**Work request**
Write out nothing but the lines from the one containing "Enumerate this screenshot's" through the last line below, both included, and without the pictures.

++++++++++++++++++++

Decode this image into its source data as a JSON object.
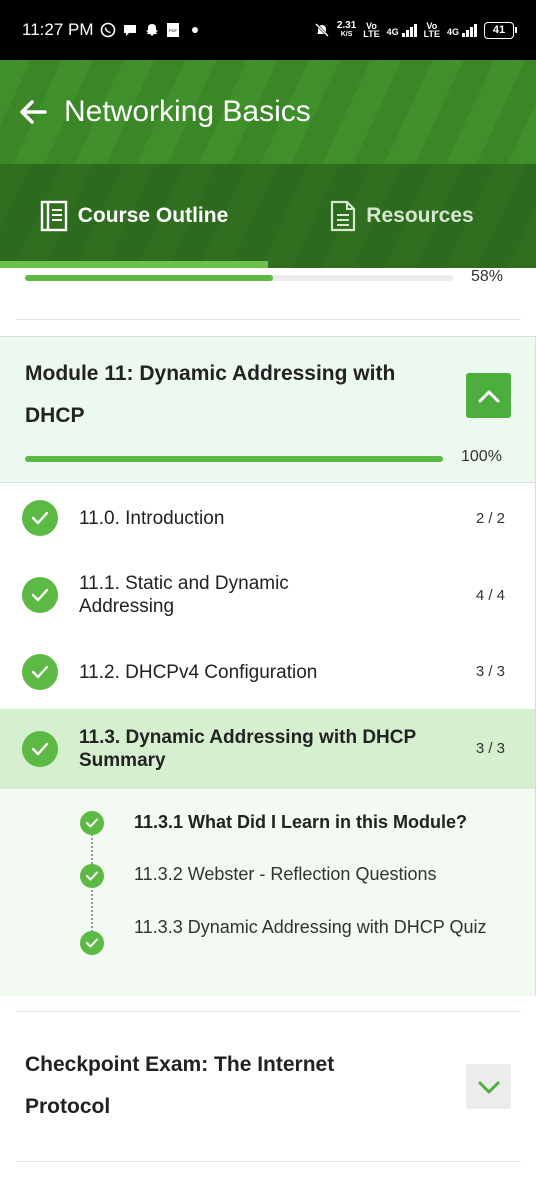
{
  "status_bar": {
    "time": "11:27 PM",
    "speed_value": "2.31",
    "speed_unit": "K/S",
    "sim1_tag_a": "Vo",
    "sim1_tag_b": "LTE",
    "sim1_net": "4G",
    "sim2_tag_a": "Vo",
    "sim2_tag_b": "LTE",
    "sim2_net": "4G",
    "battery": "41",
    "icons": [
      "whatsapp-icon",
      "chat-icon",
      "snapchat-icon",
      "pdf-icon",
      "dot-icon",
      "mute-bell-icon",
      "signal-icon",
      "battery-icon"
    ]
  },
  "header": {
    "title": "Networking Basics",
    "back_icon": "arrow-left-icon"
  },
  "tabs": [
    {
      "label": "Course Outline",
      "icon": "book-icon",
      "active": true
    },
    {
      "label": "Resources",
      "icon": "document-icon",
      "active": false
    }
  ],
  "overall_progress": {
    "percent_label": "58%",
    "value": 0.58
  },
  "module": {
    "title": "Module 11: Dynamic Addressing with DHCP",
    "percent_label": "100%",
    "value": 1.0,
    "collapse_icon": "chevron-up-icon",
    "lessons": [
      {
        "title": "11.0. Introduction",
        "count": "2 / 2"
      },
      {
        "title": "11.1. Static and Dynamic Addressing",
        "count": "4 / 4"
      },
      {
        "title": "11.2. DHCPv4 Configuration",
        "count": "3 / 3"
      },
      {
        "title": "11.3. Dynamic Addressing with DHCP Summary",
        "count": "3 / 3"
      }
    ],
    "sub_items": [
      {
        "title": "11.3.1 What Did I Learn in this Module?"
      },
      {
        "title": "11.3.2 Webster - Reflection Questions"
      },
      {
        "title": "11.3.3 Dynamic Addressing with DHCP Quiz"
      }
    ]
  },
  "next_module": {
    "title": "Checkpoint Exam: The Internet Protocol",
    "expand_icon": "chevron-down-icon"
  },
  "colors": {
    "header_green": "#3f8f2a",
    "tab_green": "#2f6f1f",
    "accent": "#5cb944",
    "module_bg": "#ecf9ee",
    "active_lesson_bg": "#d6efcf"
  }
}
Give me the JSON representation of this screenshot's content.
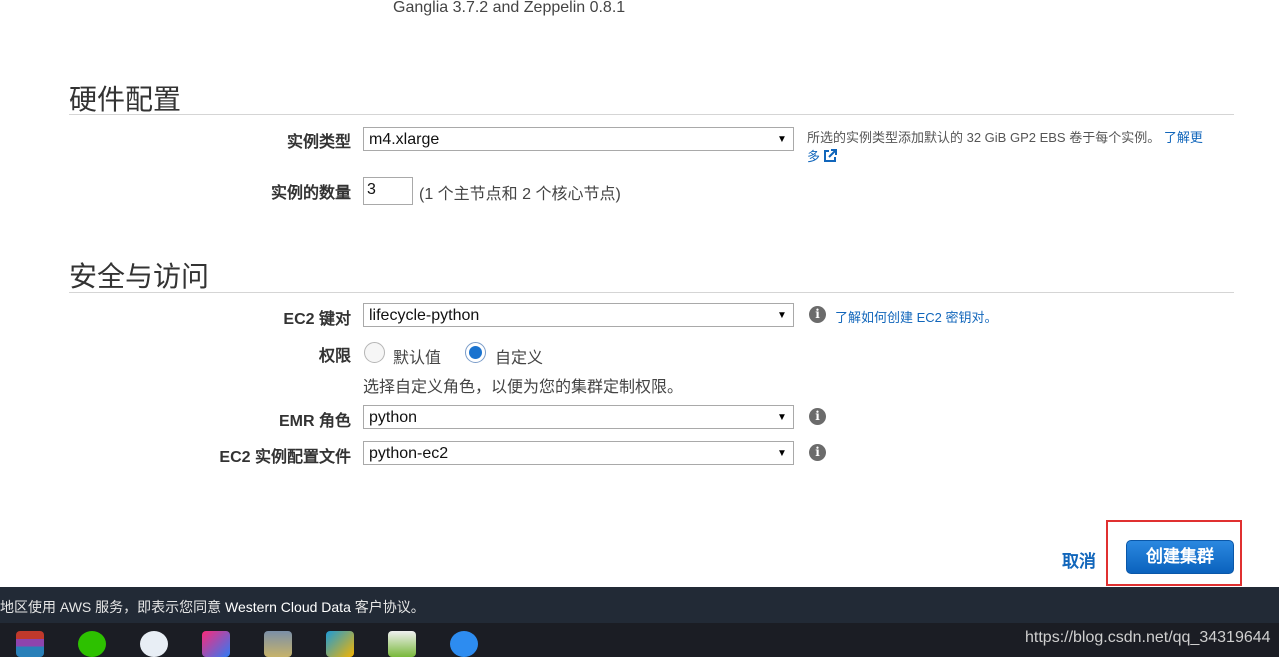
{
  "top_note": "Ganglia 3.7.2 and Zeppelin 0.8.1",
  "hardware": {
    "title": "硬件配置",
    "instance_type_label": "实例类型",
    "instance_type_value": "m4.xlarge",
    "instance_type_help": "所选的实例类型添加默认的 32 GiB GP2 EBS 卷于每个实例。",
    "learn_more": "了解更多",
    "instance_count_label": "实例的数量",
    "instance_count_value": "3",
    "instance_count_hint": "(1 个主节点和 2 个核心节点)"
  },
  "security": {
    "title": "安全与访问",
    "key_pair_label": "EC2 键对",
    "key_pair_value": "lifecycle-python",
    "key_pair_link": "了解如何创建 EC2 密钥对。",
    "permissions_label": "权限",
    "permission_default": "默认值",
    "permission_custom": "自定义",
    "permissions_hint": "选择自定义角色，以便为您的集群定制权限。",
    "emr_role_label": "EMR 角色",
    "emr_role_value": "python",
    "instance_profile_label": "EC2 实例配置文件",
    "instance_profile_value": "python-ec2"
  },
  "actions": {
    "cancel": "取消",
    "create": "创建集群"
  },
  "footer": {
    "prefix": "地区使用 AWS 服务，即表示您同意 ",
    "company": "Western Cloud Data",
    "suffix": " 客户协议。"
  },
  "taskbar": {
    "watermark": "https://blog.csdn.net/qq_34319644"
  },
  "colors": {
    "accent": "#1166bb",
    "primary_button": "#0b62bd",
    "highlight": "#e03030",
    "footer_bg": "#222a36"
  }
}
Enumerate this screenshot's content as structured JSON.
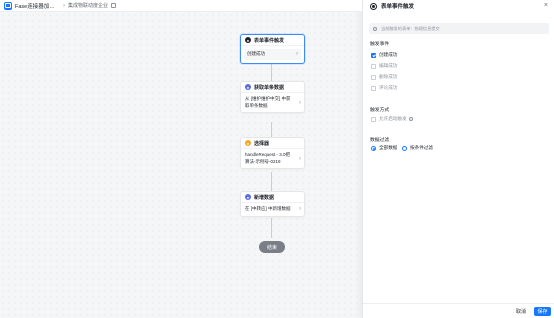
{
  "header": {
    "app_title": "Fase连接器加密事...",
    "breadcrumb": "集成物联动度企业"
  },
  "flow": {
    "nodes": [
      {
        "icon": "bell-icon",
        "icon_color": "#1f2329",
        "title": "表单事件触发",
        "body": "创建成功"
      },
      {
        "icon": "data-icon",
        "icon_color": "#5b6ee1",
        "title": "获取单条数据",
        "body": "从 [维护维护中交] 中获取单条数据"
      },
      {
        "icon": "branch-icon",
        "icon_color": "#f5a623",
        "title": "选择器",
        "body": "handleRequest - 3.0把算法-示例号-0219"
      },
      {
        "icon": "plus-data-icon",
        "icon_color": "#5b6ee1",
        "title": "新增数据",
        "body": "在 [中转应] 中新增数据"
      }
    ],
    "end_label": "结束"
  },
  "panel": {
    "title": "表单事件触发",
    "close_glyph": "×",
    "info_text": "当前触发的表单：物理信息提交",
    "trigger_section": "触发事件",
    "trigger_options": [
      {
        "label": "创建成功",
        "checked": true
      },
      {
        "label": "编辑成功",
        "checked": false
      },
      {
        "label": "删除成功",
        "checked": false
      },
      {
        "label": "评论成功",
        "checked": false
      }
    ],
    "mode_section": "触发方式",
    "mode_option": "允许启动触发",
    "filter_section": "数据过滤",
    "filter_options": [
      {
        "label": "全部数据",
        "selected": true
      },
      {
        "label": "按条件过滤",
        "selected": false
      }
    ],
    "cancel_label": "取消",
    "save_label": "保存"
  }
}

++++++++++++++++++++

**Response area**
Enumerate this screenshot's content as structured JSON.
{
  "header": {
    "app_title": "Fase连接器加密事...",
    "breadcrumb": "集成物联动度企业"
  },
  "flow": {
    "nodes": [
      {
        "icon": "bell-icon",
        "icon_color": "#1f2329",
        "title": "表单事件触发",
        "body": "创建成功"
      },
      {
        "icon": "data-icon",
        "icon_color": "#5b6ee1",
        "title": "获取单条数据",
        "body": "从 [维护维护中交] 中获取单条数据"
      },
      {
        "icon": "branch-icon",
        "icon_color": "#f5a623",
        "title": "选择器",
        "body": "handleRequest - 3.0把算法-示例号-0219"
      },
      {
        "icon": "plus-data-icon",
        "icon_color": "#5b6ee1",
        "title": "新增数据",
        "body": "在 [中转应] 中新增数据"
      }
    ],
    "end_label": "结束"
  },
  "panel": {
    "title": "表单事件触发",
    "close_glyph": "×",
    "info_text": "当前触发的表单：物理信息提交",
    "trigger_section": "触发事件",
    "trigger_options": [
      {
        "label": "创建成功",
        "checked": true
      },
      {
        "label": "编辑成功",
        "checked": false
      },
      {
        "label": "删除成功",
        "checked": false
      },
      {
        "label": "评论成功",
        "checked": false
      }
    ],
    "mode_section": "触发方式",
    "mode_option": "允许启动触发",
    "filter_section": "数据过滤",
    "filter_options": [
      {
        "label": "全部数据",
        "selected": true
      },
      {
        "label": "按条件过滤",
        "selected": false
      }
    ],
    "cancel_label": "取消",
    "save_label": "保存"
  }
}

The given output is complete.